Dim prospects

Overall prospects for the BJP repeating its performance of 2014 seem dim. Salience of perennial issues of jobs for the youth, agrarian distress and party’s failure in delivering on its promises over the ephemeral nationalistic fervidness and growing surge of the Congress and emerging alliances of regional satraps are likely to dent BJP’s electoral grip. This is also attested to by the recently conducted pre-poll surveys.

The BJP’s prospects in the ensuing Lok Sabha polls are critically linked to repeating its sweep in the Hindi Heartland. In the aftermath of having lost Chhattisgarh, Madhya Pradesh and Rajasthan, the BJP will find it cumbersome to repeat its 2014 performance of winning 62 out of 65 seats. In Madhya Pradesh where the BJP won 27 out of 29 seats in 2014, is likely to incur heavy losses as predicted by Poll Eyes.

In Jharkhand, where the NDA won 12 out of 14 seats in 2014, the NDA is ahead in 5 seats whereas the UPA is ahead in nine seats, as per Poll Eyes survey. In Chhattisgarh, where the Congress registered a landslide victory in the assembly polls in December last year, the BJP is likely to suffer a big jolt. In Gujarat where the BJP won all 26 seats in 2014, is likely to win 16 seats as per Poll Eyes survey.

UP, Bihar, Maharashtra, Tamil Nadu and West Bengal are significant states for any party to wrest power at the Centre. In 2014, the BJP had swept polls in UP and garnered good number of seats in Bihar and in Maharashtra it contested in alliance with Shiv Sena and secured good number of seats. However, scenario in UP and Bihar has undergone a sea change presently.

Alliance between SP, BSP and RLD has unnerved the BJP and Congress is also fielding its candidates and the cumulative impact can damage the prospects of the BJP. Most of the pre-poll surveys have predicted advantage SP-BSP alliance and rule out replication of 2014 for the BJP. In Bihar, as well, the NDA is projected to yield place to UPA with the BJP cornering less than 10 seats of its own. In Maharashtra, the BJP-Shiv Sena combine is predicted to underperform as compared to 2014.

In West Bengal, the TMC is likely to call the shots with the BJP struggling to save its grace, albeit it may improve its percentage share of votes. In Odisha, the BJD is likely to hold the fort with the BJP making a gain of couple of seats. In Andhra Pradesh and Telangana, the parties already in power are likely to retain their supremacy giving no space for the BJP.
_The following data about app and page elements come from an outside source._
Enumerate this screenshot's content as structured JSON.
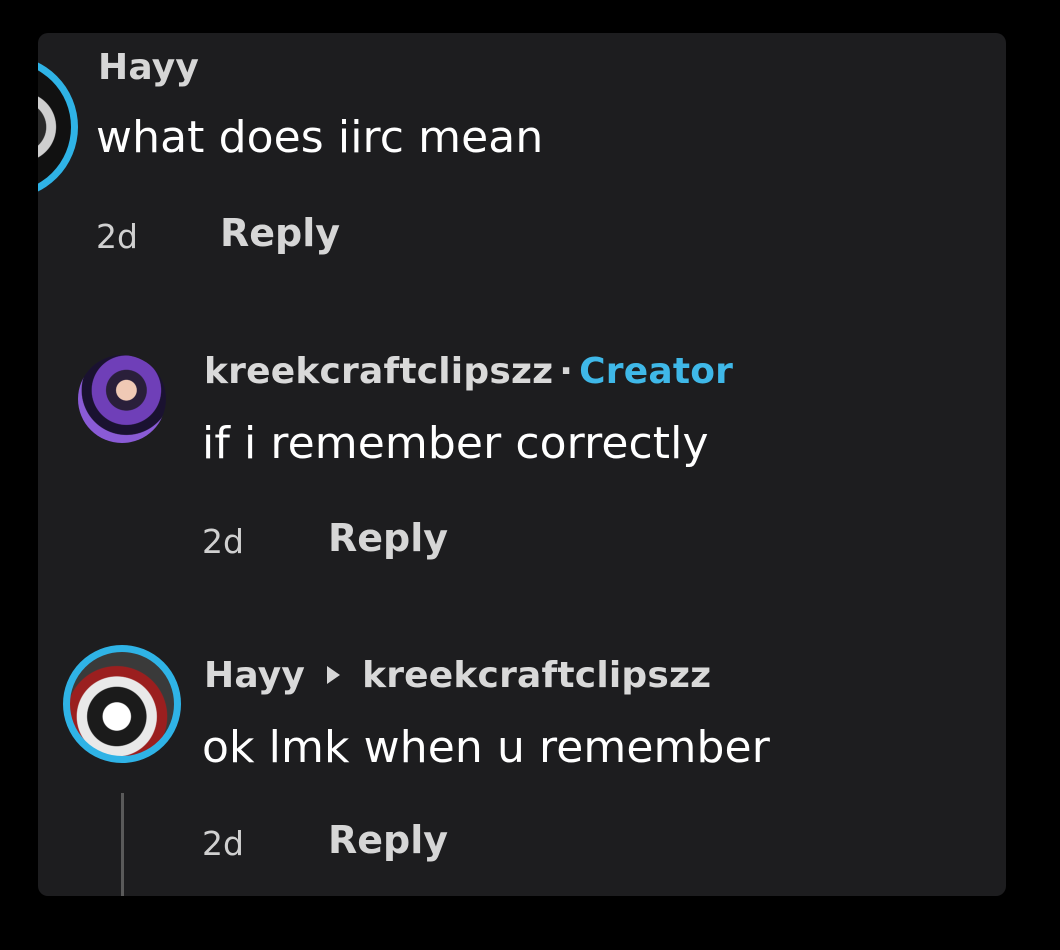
{
  "comments": [
    {
      "username": "Hayy",
      "text": "what does iirc mean",
      "time": "2d",
      "reply_label": "Reply"
    },
    {
      "username": "kreekcraftclipszz",
      "separator": "·",
      "badge": "Creator",
      "text": "if i remember correctly",
      "time": "2d",
      "reply_label": "Reply"
    },
    {
      "username": "Hayy",
      "reply_to": "kreekcraftclipszz",
      "text": "ok lmk when u remember",
      "time": "2d",
      "reply_label": "Reply"
    }
  ],
  "colors": {
    "background": "#000000",
    "panel": "#1d1d1f",
    "creator_badge": "#3fb8e8",
    "avatar_ring": "#2fb3e6"
  },
  "icons": {
    "reply_arrow": "triangle-right-icon"
  }
}
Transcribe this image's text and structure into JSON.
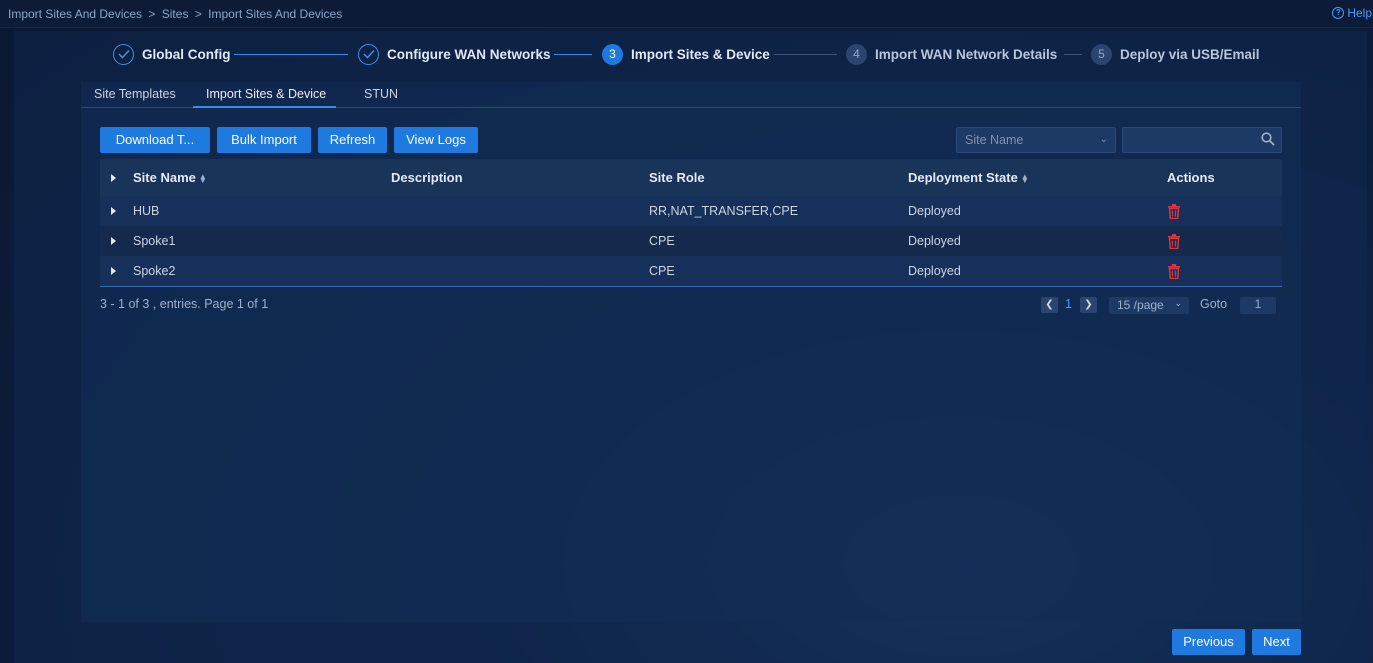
{
  "breadcrumb": [
    "Import Sites And Devices",
    ">",
    "Sites",
    ">",
    "Import Sites And Devices"
  ],
  "help": {
    "label": "Help"
  },
  "stepper": {
    "steps": [
      {
        "marker": "",
        "label": "Global Config",
        "state": "done"
      },
      {
        "marker": "",
        "label": "Configure WAN Networks",
        "state": "done"
      },
      {
        "marker": "3",
        "label": "Import Sites & Device",
        "state": "active"
      },
      {
        "marker": "4",
        "label": "Import WAN Network Details",
        "state": "pending"
      },
      {
        "marker": "5",
        "label": "Deploy via USB/Email",
        "state": "pending"
      }
    ]
  },
  "tabs": [
    "Site Templates",
    "Import Sites & Device",
    "STUN"
  ],
  "active_tab": "Import Sites & Device",
  "toolbar": {
    "download": "Download T...",
    "bulk_import": "Bulk Import",
    "refresh": "Refresh",
    "view_logs": "View Logs",
    "filter_select": "Site Name",
    "search_value": ""
  },
  "table": {
    "headers": {
      "site_name": "Site Name",
      "description": "Description",
      "site_role": "Site Role",
      "deployment_state": "Deployment State",
      "actions": "Actions"
    },
    "rows": [
      {
        "site_name": "HUB",
        "description": "",
        "site_role": "RR,NAT_TRANSFER,CPE",
        "deployment_state": "Deployed"
      },
      {
        "site_name": "Spoke1",
        "description": "",
        "site_role": "CPE",
        "deployment_state": "Deployed"
      },
      {
        "site_name": "Spoke2",
        "description": "",
        "site_role": "CPE",
        "deployment_state": "Deployed"
      }
    ]
  },
  "pagination": {
    "summary": "3 - 1 of 3 , entries. Page 1 of 1",
    "current_page": "1",
    "page_size": "15 /page",
    "goto_label": "Goto",
    "goto_value": "1"
  },
  "footer": {
    "previous": "Previous",
    "next": "Next"
  },
  "colors": {
    "accent": "#1f7ae0",
    "delete": "#d9363e",
    "background": "#0b1c3a"
  }
}
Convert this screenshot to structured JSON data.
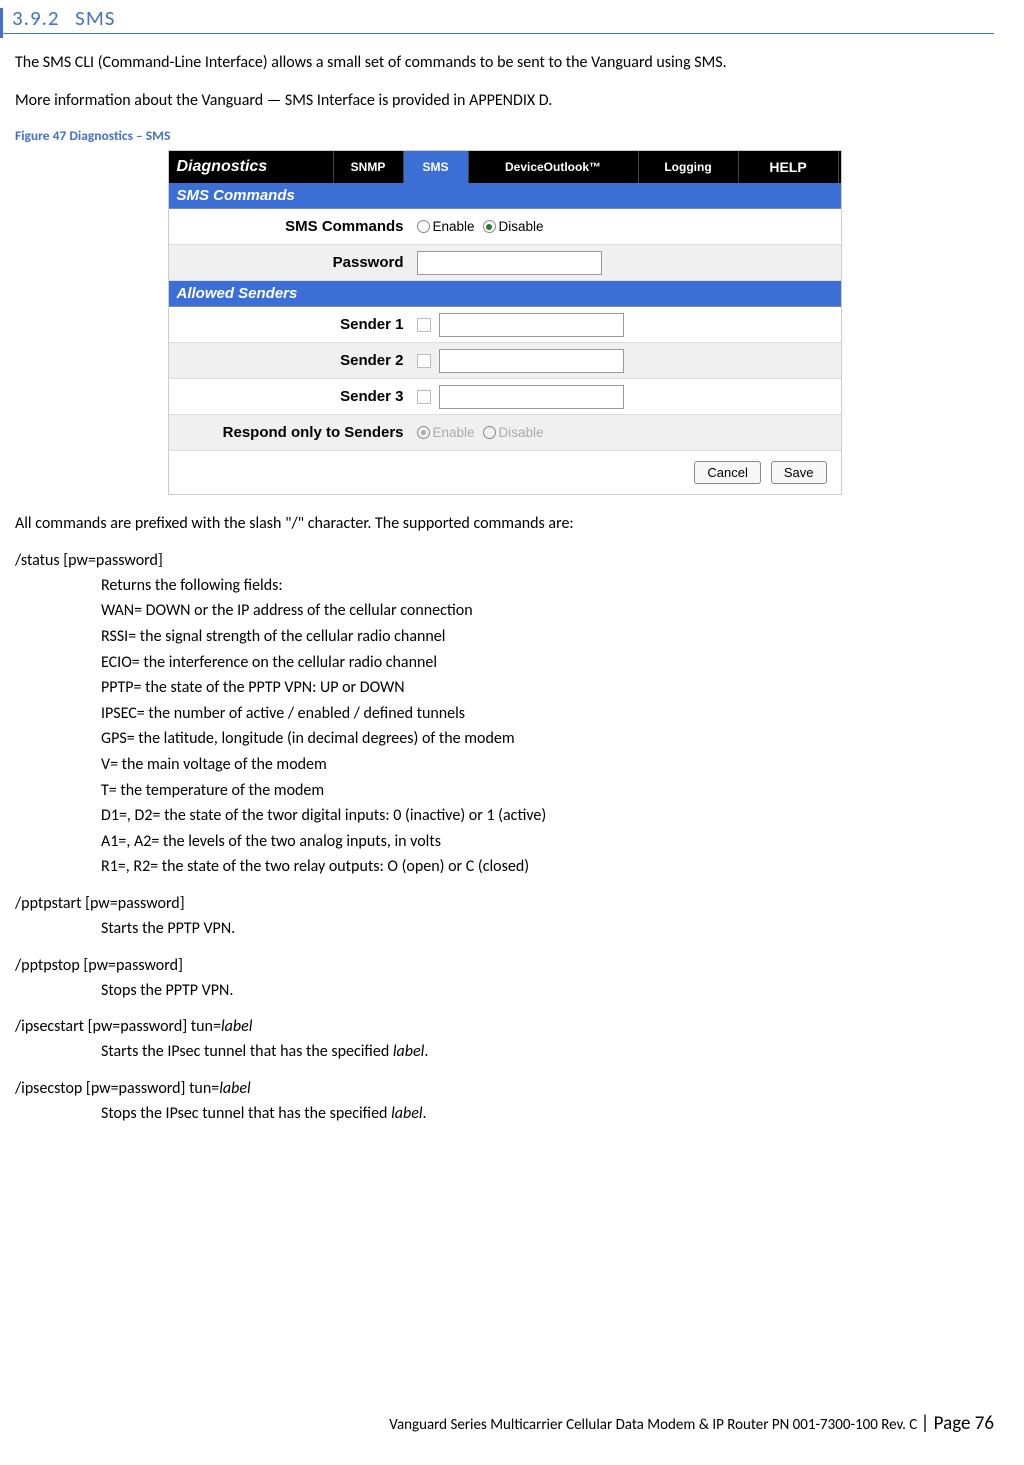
{
  "heading": {
    "number": "3.9.2",
    "title": "SMS"
  },
  "intro1": "The SMS CLI (Command-Line Interface) allows a small set of commands to be sent to the Vanguard  using SMS.",
  "intro2": "More information about the Vanguard  — SMS Interface is provided in APPENDIX D.",
  "figure_caption": "Figure 47 Diagnostics – SMS",
  "screenshot": {
    "tabs": {
      "main": "Diagnostics",
      "snmp": "SNMP",
      "sms": "SMS",
      "outlook": "DeviceOutlook™",
      "logging": "Logging",
      "help": "HELP"
    },
    "section1": "SMS Commands",
    "section2": "Allowed Senders",
    "labels": {
      "sms_commands": "SMS Commands",
      "password": "Password",
      "sender1": "Sender 1",
      "sender2": "Sender 2",
      "sender3": "Sender 3",
      "respond": "Respond only to Senders"
    },
    "radio": {
      "enable": "Enable",
      "disable": "Disable"
    },
    "buttons": {
      "cancel": "Cancel",
      "save": "Save"
    }
  },
  "para_commands": "All commands are prefixed with the slash \"/\" character. The supported commands are:",
  "commands": {
    "status": {
      "name": "/status [pw=password]",
      "lines": [
        "Returns the following fields:",
        "WAN= DOWN or the IP address of the cellular connection",
        "RSSI= the signal strength of the cellular radio channel",
        "ECIO= the interference on the cellular radio channel",
        "PPTP= the state of the PPTP VPN: UP or DOWN",
        "IPSEC= the number of active / enabled / defined tunnels",
        "GPS= the latitude, longitude (in decimal degrees) of the modem",
        "V= the main voltage of the modem",
        "T= the temperature of the modem",
        "D1=, D2= the state of the twor digital inputs: 0 (inactive) or 1 (active)",
        "A1=, A2= the levels of the two analog inputs, in volts",
        "R1=, R2= the state of the two relay outputs: O (open) or C (closed)"
      ]
    },
    "pptpstart": {
      "name": "/pptpstart [pw=password]",
      "lines": [
        "Starts the PPTP VPN."
      ]
    },
    "pptpstop": {
      "name": "/pptpstop [pw=password]",
      "lines": [
        "Stops the PPTP VPN."
      ]
    },
    "ipsecstart": {
      "name_prefix": "/ipsecstart [pw=password] tun=",
      "name_italic": "label",
      "line_prefix": "Starts the IPsec tunnel that has the specified ",
      "line_italic": "label",
      "line_suffix": "."
    },
    "ipsecstop": {
      "name_prefix": "/ipsecstop [pw=password] tun=",
      "name_italic": "label",
      "line_prefix": "Stops the IPsec tunnel that has the specified ",
      "line_italic": "label",
      "line_suffix": "."
    }
  },
  "footer": {
    "text": "Vanguard Series Multicarrier Cellular Data Modem & IP Router PN 001-7300-100 Rev. C ",
    "page": "| Page 76"
  }
}
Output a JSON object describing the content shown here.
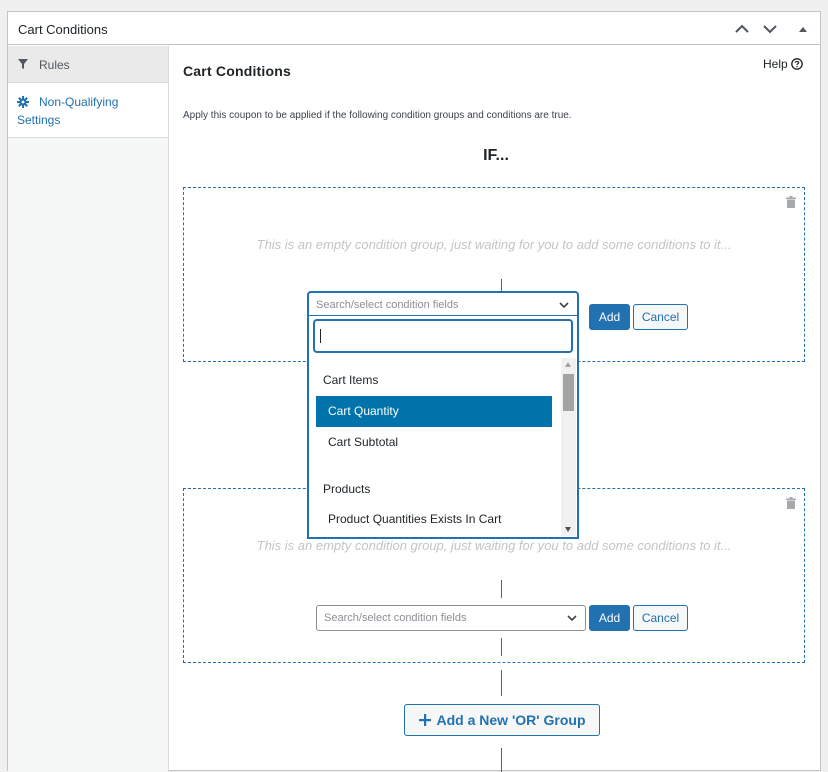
{
  "panel": {
    "title": "Cart Conditions"
  },
  "sidebar": {
    "items": [
      {
        "label": "Rules",
        "icon": "funnel-icon"
      },
      {
        "label_line1": "Non-Qualifying",
        "label_line2": "Settings",
        "icon": "gear-icon"
      }
    ]
  },
  "main": {
    "title": "Cart Conditions",
    "help": "Help",
    "description": "Apply this coupon to be applied if the following condition groups and conditions are true.",
    "if_label": "IF...",
    "groups": [
      {
        "empty_message": "This is an empty condition group, just waiting for you to add some conditions to it...",
        "select_placeholder": "Search/select condition fields",
        "add_label": "Add",
        "cancel_label": "Cancel"
      },
      {
        "empty_message": "This is an empty condition group, just waiting for you to add some conditions to it...",
        "select_placeholder": "Search/select condition fields",
        "add_label": "Add",
        "cancel_label": "Cancel"
      }
    ],
    "dropdown": {
      "search_value": "",
      "groups": [
        {
          "label": "Cart Items",
          "options": [
            "Cart Quantity",
            "Cart Subtotal"
          ],
          "highlighted": "Cart Quantity"
        },
        {
          "label": "Products",
          "options": [
            "Product Quantities Exists In Cart"
          ]
        }
      ]
    },
    "add_or_group": "Add a New 'OR' Group"
  },
  "colors": {
    "accent": "#2271b1",
    "highlight": "#0073aa",
    "border": "#c3c4c7"
  }
}
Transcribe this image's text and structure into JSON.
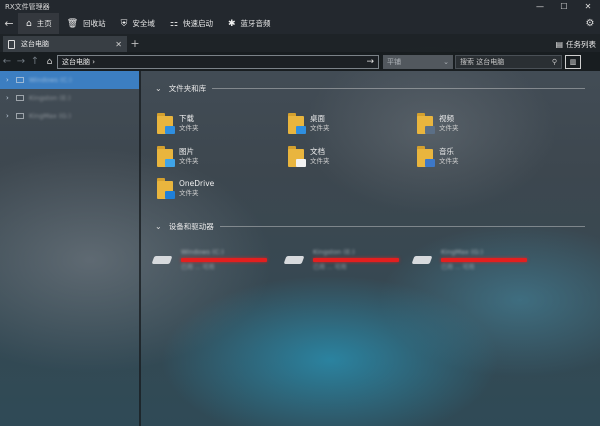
{
  "app": {
    "title": "RX文件管理器"
  },
  "window_controls": {
    "minimize": "—",
    "maximize": "☐",
    "close": "✕"
  },
  "toolbar": {
    "back": "←",
    "items": [
      {
        "label": "主页",
        "icon": "home-icon",
        "glyph": "⌂"
      },
      {
        "label": "回收站",
        "icon": "recycle-bin-icon",
        "glyph": "🗑"
      },
      {
        "label": "安全域",
        "icon": "shield-icon",
        "glyph": "⛨"
      },
      {
        "label": "快速启动",
        "icon": "quick-launch-icon",
        "glyph": "⚏"
      },
      {
        "label": "蓝牙音频",
        "icon": "bluetooth-icon",
        "glyph": "✱"
      }
    ],
    "settings": "⚙"
  },
  "tabs": {
    "items": [
      {
        "label": "这台电脑",
        "close": "✕"
      }
    ],
    "add": "+",
    "task_list": {
      "label": "任务列表",
      "glyph": "▤"
    }
  },
  "address_bar": {
    "path": "这台电脑 ›",
    "go": "→",
    "view_mode": "平铺",
    "view_mode_arrow": "⌄",
    "search_placeholder": "搜索 这台电脑",
    "search_glyph": "⚲",
    "nav": {
      "back": "←",
      "forward": "→",
      "up": "↑",
      "home": "⌂"
    }
  },
  "sidebar": {
    "items": [
      {
        "label": "Windows (C:)",
        "selected": true
      },
      {
        "label": "Kingston (E:)",
        "selected": false
      },
      {
        "label": "KingMax (G:)",
        "selected": false
      }
    ]
  },
  "content": {
    "folders_section": {
      "title": "文件夹和库",
      "chevron": "⌄"
    },
    "folders": [
      {
        "name": "下载",
        "type": "文件夹",
        "icon": "downloads-folder-icon",
        "overlay": "#2f8fe0"
      },
      {
        "name": "桌面",
        "type": "文件夹",
        "icon": "desktop-folder-icon",
        "overlay": "#2f8fe0"
      },
      {
        "name": "视频",
        "type": "文件夹",
        "icon": "videos-folder-icon",
        "overlay": "#5b6f86"
      },
      {
        "name": "图片",
        "type": "文件夹",
        "icon": "pictures-folder-icon",
        "overlay": "#3fa4e8"
      },
      {
        "name": "文档",
        "type": "文件夹",
        "icon": "documents-folder-icon",
        "overlay": "#f1f1f1"
      },
      {
        "name": "音乐",
        "type": "文件夹",
        "icon": "music-folder-icon",
        "overlay": "#3d78c8"
      },
      {
        "name": "OneDrive",
        "type": "文件夹",
        "icon": "onedrive-folder-icon",
        "overlay": "#1f7fd8"
      }
    ],
    "drives_section": {
      "title": "设备和驱动器",
      "chevron": "⌄"
    },
    "drives": [
      {
        "name": "Windows (C:)",
        "free": "已用 ... 可用",
        "icon": "system-drive-icon",
        "used": 0.95
      },
      {
        "name": "Kingston (E:)",
        "free": "已用 ... 可用",
        "icon": "usb-drive-icon",
        "used": 0.95
      },
      {
        "name": "KingMax (G:)",
        "free": "已用 ... 可用",
        "icon": "usb-drive-icon",
        "used": 0.95
      }
    ]
  },
  "colors": {
    "accent": "#3c84cd",
    "drive_bar": "#e31f1f",
    "folder": "#e9b53e"
  }
}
An identical picture is likely to emerge in Tamil Nadu, and Kerala. The BJP may gain a couple of seats in Tamil Nadu on account of its alliance with AIADMK and in Kerala it may secure one seat, as per average of different pre-poll surveys.  In Assam and other North-Eastern states where the BJP had performed excellently in 2014 is very unlikely to replicate the same performance, especially in the wake of public angst against BJP’s move to impose Citizenship bill. Thus, the overall scenario presents a dismal prospect for the BJP in securing even a bare majority of its own in the ensuing Lok Sabha polls.

Way ahead

Undoubtedly, the final outcome will be declared on May 23; nevertheless, the emerging trends are unfavourable for the BJP to retain its hold on power at the Centre of its own. In case, the BJP is able to secure around 200 seats, then other constituents of the NDA will be in a strong position to dictate their terms to form a coalition government sans Narendra Modi. Admittedly, the BJP is likely to emerge as the single largest party and it will have to elicit the support of other regional parties to be enthroned. In case, other constituents disapprove of Modi’s leadership, the possibility of a split in the BJP is not ruled out. Therefore, such an eventuality is inclined to approve: May 23 may brings an end to the BJP rule.